One adjustment I had to make was installing plywood instead of the accordion wings. Aside from allowing in so much outdoor air, they are too easily cut, and a slender thief could actually slip through the gap. It really seems to me that the manufacturers might be better off just to acknowledge that it isn't really advisable for the average person to try to install them. I wonder how many of those bricks fall on people every year, or, for that matter, the whole A/C unit.

The North Coast said...

I wish my male friend had seen these pictures before he first installed my window unit, bless his heart. He didn't mean to stress the glass in the double-pane vinyl windows and cause it to crack when he put reinforcing screws in the frame of the window to lock it place on top of the air conditioner.

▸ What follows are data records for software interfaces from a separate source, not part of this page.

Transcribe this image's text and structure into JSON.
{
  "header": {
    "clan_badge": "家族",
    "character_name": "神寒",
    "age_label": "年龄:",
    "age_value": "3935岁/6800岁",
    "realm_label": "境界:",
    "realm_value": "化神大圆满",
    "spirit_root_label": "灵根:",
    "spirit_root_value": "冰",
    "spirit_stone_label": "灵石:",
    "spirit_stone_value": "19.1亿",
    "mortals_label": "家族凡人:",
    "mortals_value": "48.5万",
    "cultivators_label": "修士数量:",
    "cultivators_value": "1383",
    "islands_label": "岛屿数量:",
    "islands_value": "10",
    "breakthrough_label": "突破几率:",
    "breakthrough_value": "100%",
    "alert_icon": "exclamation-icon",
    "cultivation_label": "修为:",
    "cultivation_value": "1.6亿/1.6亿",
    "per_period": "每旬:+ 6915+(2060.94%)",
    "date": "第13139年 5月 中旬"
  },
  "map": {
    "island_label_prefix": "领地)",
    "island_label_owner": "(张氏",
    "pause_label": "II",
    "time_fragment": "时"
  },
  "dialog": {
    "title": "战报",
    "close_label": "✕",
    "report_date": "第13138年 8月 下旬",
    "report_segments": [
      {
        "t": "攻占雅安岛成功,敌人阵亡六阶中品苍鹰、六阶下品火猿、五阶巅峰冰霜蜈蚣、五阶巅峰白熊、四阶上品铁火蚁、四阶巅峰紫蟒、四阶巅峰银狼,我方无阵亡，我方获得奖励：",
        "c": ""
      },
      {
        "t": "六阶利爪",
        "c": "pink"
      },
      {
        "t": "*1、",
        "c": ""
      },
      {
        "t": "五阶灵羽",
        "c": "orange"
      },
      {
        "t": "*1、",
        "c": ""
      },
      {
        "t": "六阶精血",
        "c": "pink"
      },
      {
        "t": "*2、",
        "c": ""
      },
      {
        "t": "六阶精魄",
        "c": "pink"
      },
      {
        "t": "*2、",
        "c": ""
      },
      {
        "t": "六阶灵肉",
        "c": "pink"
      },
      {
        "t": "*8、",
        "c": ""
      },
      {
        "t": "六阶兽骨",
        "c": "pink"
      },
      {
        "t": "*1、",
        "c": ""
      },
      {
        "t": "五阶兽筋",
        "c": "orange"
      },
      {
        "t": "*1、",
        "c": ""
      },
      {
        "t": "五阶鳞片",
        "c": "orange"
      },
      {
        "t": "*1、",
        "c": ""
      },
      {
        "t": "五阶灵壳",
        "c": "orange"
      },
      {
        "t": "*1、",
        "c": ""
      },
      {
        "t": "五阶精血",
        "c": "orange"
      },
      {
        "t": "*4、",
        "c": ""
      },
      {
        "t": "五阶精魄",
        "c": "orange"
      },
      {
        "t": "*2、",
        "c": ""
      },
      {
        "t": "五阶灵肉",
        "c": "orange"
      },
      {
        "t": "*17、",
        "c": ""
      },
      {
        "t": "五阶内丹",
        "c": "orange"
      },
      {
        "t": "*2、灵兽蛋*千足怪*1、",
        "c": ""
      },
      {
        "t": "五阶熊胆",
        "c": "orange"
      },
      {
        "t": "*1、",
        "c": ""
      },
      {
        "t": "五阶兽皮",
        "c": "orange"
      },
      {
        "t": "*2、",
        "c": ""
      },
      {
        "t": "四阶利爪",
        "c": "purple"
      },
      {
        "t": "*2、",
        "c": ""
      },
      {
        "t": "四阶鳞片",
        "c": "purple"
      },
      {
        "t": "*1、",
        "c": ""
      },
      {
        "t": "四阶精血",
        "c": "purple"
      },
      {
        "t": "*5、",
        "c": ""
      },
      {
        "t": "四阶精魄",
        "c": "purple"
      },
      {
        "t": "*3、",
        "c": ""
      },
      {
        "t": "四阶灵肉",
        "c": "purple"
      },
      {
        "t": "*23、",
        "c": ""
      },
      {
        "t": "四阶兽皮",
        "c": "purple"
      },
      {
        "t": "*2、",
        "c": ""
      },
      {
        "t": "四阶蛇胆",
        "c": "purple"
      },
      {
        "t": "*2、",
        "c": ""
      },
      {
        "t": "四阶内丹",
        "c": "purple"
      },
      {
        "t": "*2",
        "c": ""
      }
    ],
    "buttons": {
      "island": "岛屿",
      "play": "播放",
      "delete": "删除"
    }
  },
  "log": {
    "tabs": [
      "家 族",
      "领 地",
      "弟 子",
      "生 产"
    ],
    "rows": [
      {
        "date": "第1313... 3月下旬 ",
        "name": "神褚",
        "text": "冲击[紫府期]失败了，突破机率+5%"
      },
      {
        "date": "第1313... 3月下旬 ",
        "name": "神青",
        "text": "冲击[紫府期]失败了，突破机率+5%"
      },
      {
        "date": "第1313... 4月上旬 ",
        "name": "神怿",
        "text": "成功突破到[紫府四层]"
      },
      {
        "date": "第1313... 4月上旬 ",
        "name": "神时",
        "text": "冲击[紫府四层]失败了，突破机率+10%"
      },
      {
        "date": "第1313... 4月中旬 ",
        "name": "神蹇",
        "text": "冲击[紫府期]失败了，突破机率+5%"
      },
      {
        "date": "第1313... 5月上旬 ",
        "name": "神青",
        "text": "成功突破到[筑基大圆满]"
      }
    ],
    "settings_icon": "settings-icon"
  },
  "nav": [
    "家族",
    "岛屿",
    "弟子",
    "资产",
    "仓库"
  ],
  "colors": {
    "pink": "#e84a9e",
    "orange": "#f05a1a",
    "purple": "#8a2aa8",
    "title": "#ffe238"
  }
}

According to the conservation experts, individual air conditioners are better than central air, presumably because you are cooling only the space you are in instead of the entire dwelling. However, this sounds wrong to me- seems better to have central if it will fit into your home, and close off all unused rooms. I will just take the expert's word for it even if it seems counter-intuitive to me. I have always heard that central air is much more efficient, on a per BTU basis, than window units, and my mother's electric bill seems to prove this out, when compared to mine, even when allowing for the difference in rates between AmeronUE-St. Louis, and Exelon.

My one unit is sitting on the bedroom floor, awaiting installation. I use it only on the hottest nights to help me sleep, and swelter the rest of the time.

Jocelyn said...

I honestly think there is a market for some kind of a/c installation kit. The one I found on the market called AC Safe stinks and is no good with vinyl windows.

If only I were an inventor...

1916home.net said...

Great job you did. Our house reaches about 85*F during the day when we are gone and the windows are all shut. Im tempted to get a window A/C but dread the increase in electric bills. Have you checked your bill? What is the difference? Not much? or substantial? Luckily we have a huge pine tree shading our house from the afternoon sun so when we get home from work, we pop open the windows and the house cools down to 76*F in 10 minutes. Not bad. Let us know about your electric bill in a future post! Thanks!

Olivier Suc said...

Jocelyn, Steve-
I am in the process of changing my old wood windows to vinyl windows for energy efficiency in the winter time, but as stated in your blog, it will be soon dreaded time to re-install the A/C units at the windows. While I understand making a higher sill for the windows to support the A/C unit, I am not sure how you address securing the window to the top of the A/C unit. Usually in a wood window they recommend screwing a little metal angle to the wood frame and it physically keeps the windows shut at the A/C unit level and prevent the unit from tipping over...

Jocelyn said...

This is a late reply, but our bill is not bad. The highest it's been is $70.00. Honestly, I am wondering if somehow that outlet is hooked up to a different panel. We still have one panel not hooked up yet by Comed and so we are not being billed for that. Crazy.

Keep in mind, we run it on a limited basis and only cool areas we are in. For example, we cool the bedroom when we sleep and the main living areas when needed. We don't run it all the time. As soon as it cools off, we turn the a/c off.